Sadly, none of us can predict when we will die. However, you can make plans now so that day and the time following is easier on your loved ones. If you’re starting to think about your estate plan, a question might start to form in your mind: What’s the difference between a will and a trust, and which one is right for me?
Using a will, trust, and other legal documents to specify your final arrangements after you pass away is crucial. Having these legal documents in place ensures that they know, follow, oversee, and honor your final wishes.
It’s unfortunate that many people pass away each year without leaving clear or written plans for those they leave behind. A drawn-out, complicated, and frustrating distribution of assets often ensues. Your loved ones will also go through the public, dreaded probate court process.
Most people don’t know the main difference between a Will and a Trust in Tennessee. Here, we will provide an overview and the pros and cons so you can decide which option works best for you. Will Gurus is here to help you plan and record your final wishes.
Wills Vs. Trusts
A Will determines where your assets will go after death and is fairly straightforward. You can appoint a guardian for minor children in yours, and it can allow an executor to produce a trust that benefits multiple parties. Wills can also help others make decisions based on your wishes after death.
A Trust can be used to specify what you want to happen if you become incapacitated and are unable to make your own decisions. A trust also avoids probate court. Trusts transfer ownership of a deceased person’s assets to a trustee, who must act according to the written wishes and help the beneficiaries.
An estate planning attorney creates your trust, and the benefit is it’s not a public document like a will. Larger estates and more complicated circumstances may opt to use both a will and trust for distribution purposes.
What are the advantages of a Will?
The perks of having a will include:
- Affordable and relatively simple to create
- Allows you to control where your assets go after you pass away
- Allows you to appoint guardians for your minor children
- It can help you correctly plan for after your passing
What are the disadvantages of a Trust?
There are a few cons of a trust, such as:
- Typically more expensive and take more time to initially draft

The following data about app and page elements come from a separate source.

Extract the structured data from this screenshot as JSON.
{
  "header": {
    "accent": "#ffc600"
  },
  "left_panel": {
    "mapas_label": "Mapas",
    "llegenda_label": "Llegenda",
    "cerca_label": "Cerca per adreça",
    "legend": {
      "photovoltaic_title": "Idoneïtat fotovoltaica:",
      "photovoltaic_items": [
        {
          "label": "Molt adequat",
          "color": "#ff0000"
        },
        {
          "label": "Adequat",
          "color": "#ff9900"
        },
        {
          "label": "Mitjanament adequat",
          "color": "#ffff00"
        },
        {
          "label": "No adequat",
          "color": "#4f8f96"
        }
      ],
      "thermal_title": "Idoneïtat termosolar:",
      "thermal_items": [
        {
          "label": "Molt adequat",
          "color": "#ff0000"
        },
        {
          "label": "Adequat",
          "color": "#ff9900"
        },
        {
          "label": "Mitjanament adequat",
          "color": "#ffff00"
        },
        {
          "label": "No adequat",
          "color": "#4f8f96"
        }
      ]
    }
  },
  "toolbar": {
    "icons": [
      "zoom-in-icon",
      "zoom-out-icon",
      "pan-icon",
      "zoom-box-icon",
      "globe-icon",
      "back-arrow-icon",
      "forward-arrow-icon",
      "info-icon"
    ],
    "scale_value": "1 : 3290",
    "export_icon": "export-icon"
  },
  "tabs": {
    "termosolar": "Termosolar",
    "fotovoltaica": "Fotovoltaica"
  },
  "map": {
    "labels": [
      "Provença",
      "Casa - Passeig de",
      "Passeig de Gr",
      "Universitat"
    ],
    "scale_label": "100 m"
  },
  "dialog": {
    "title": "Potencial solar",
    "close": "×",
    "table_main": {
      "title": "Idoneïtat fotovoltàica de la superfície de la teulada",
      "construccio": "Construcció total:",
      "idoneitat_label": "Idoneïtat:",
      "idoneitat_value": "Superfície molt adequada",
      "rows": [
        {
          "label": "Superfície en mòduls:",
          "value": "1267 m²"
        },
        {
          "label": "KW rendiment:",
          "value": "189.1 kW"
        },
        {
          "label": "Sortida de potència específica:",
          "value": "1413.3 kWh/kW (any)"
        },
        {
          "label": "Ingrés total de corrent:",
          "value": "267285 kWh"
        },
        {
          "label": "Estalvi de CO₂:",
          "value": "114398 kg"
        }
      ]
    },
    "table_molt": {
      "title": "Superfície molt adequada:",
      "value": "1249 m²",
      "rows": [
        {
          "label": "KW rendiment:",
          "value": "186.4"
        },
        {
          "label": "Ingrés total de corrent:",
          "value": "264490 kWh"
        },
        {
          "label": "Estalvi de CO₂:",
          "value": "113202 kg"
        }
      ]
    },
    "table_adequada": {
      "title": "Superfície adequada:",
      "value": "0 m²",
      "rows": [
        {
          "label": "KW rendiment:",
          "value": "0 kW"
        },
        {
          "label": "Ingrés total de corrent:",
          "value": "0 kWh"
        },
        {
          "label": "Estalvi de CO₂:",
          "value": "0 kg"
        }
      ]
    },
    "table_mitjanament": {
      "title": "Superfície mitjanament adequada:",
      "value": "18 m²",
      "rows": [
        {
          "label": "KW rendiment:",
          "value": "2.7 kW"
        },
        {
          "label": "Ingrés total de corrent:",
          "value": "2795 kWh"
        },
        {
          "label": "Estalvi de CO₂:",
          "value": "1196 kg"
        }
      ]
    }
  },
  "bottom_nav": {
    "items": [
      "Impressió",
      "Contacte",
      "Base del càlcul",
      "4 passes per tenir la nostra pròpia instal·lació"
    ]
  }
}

- Must move assets to the trust to fund it
- Can lose tax and asset protection advantages if trust laws are changed or violated
Considerations for creating a Trust
When creating a trust, there are several important considerations to keep in mind. First, you need to decide what type of trust best suits your needs now and in the future.
Second, you need to choose a trustee. The trustee is the person who will manage the trust and its assets. It is important to choose someone you trust implicitly and who has the experience and knowledge to properly handle the trust.
Finally, you need to determine how the trust will be funded. The funding source will determine how the trust can be used and how the assets can be distributed.